The SECURE Act 2.0, passed by the U.S. Congress last year and signed into law in December 2022, aimed at helping Americans boost their retirement savings. But the law also includes new provisions related to philanthropy, and donors can now give to charities such as Longyear Museum in new ways—while reaping tax benefits.
Since 2006, individuals who are required to take an annual distribution from their retirement funds have been able to donate up to $100,000 to charities directly from individual retirement accounts (IRAs)—making a “qualified charitable distribution” (QCD) in lieu of part or all of that required distribution. The SECURE Act 2.0 expands the rules for QCD giving and provides a special one-time opportunity that may be of interest to Longyear donors.
Individuals who are 70½ years or older can now make a one-time distribution from an IRA of up to $50,000 for a charitable gift annuity, a charitable remainder unitrust, or a charitable remainder annuity trust with an eligible nonprofit organization.

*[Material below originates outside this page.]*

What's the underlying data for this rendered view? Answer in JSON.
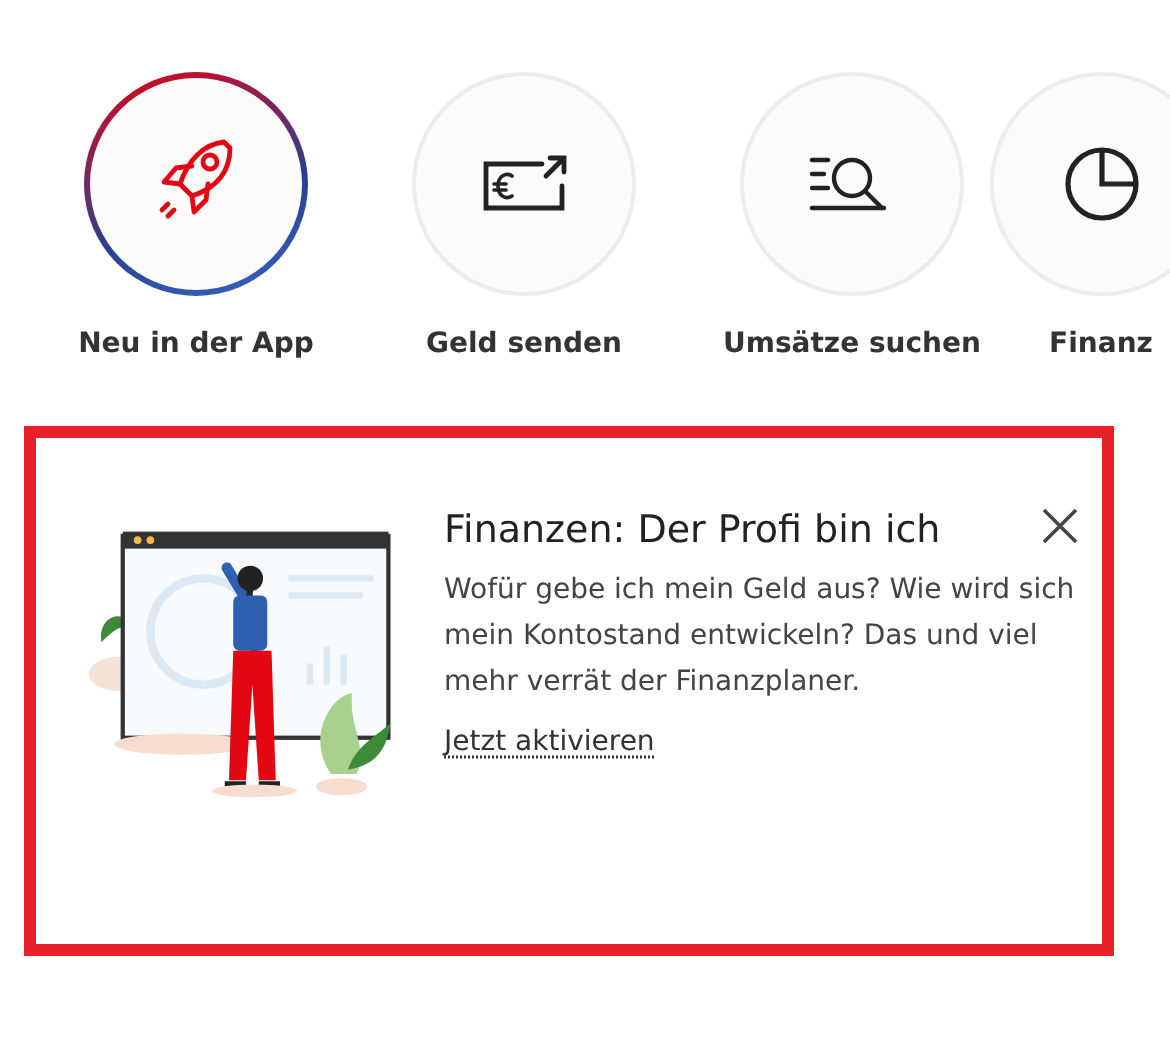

In order to qualify, these distributions must be made in the calendar year 2023 directly from an IRA. Because QCDs are tax free and reduce the level of an individual’s required distribution, which is subject to tax, these expanded opportunities may prove beneficial from a tax standpoint. Please consult with your professional advisor.

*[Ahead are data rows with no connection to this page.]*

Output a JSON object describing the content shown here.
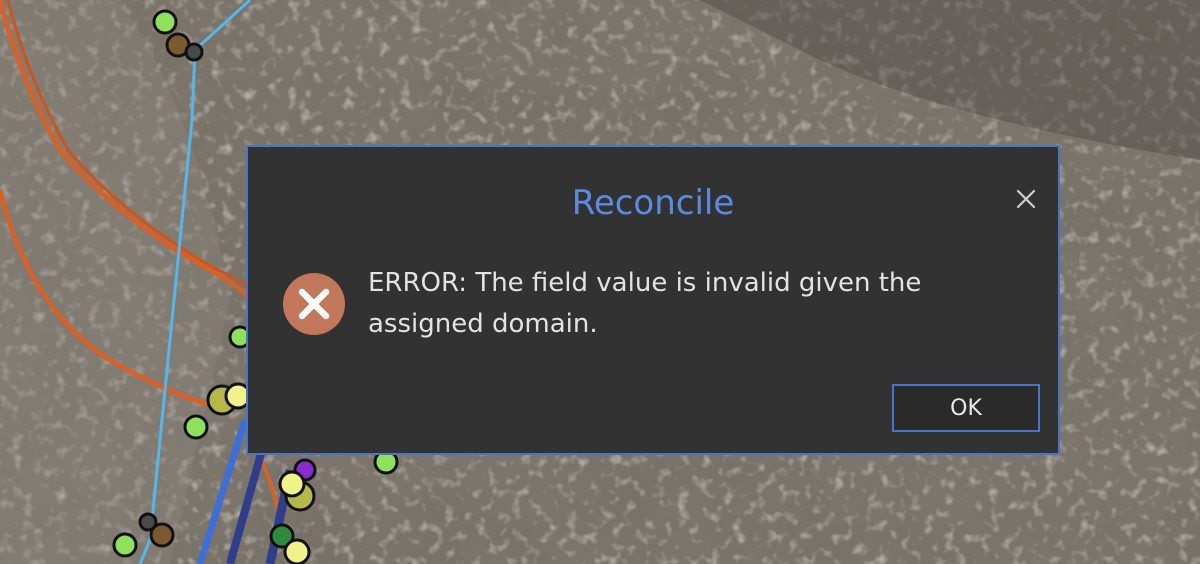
{
  "dialog": {
    "title": "Reconcile",
    "message": "ERROR: The field value is invalid given the assigned domain.",
    "ok_label": "OK",
    "close_icon": "close-icon",
    "status_icon": "error-icon"
  },
  "colors": {
    "dialog_bg": "#323232",
    "accent": "#4a74c9",
    "title": "#5b8be0",
    "error_icon": "#c2775a"
  }
}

Longyear is able to enter into contracts for charitable gift annuities, charitable remainder unitrusts, and charitable remainder annuity trusts. If you’d like to support Longyear in this way, please contact our Development Office at 617-278-9000 x220.